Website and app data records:
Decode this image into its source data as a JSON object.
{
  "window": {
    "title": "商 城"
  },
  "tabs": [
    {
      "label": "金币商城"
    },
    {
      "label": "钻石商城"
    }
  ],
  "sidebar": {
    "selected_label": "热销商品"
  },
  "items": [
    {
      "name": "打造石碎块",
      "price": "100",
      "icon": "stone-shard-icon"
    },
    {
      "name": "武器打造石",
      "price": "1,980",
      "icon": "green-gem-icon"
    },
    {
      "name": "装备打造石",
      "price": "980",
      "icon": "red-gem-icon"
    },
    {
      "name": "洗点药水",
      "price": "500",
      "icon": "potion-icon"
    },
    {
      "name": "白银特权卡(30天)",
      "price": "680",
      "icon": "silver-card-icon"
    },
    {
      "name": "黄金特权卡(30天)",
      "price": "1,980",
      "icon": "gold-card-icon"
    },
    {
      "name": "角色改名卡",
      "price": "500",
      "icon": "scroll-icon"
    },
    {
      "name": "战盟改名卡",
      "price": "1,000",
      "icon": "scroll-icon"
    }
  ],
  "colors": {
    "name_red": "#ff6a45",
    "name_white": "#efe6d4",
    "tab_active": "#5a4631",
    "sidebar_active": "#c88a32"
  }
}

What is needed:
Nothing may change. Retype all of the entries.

Task response:
Decode this image into its source data as a JSON object.
{
  "window": {
    "title": "商 城"
  },
  "tabs": [
    {
      "label": "金币商城"
    },
    {
      "label": "钻石商城"
    }
  ],
  "sidebar": {
    "selected_label": "热销商品"
  },
  "items": [
    {
      "name": "打造石碎块",
      "price": "100",
      "icon": "stone-shard-icon"
    },
    {
      "name": "武器打造石",
      "price": "1,980",
      "icon": "green-gem-icon"
    },
    {
      "name": "装备打造石",
      "price": "980",
      "icon": "red-gem-icon"
    },
    {
      "name": "洗点药水",
      "price": "500",
      "icon": "potion-icon"
    },
    {
      "name": "白银特权卡(30天)",
      "price": "680",
      "icon": "silver-card-icon"
    },
    {
      "name": "黄金特权卡(30天)",
      "price": "1,980",
      "icon": "gold-card-icon"
    },
    {
      "name": "角色改名卡",
      "price": "500",
      "icon": "scroll-icon"
    },
    {
      "name": "战盟改名卡",
      "price": "1,000",
      "icon": "scroll-icon"
    }
  ],
  "colors": {
    "name_red": "#ff6a45",
    "name_white": "#efe6d4",
    "tab_active": "#5a4631",
    "sidebar_active": "#c88a32"
  }
}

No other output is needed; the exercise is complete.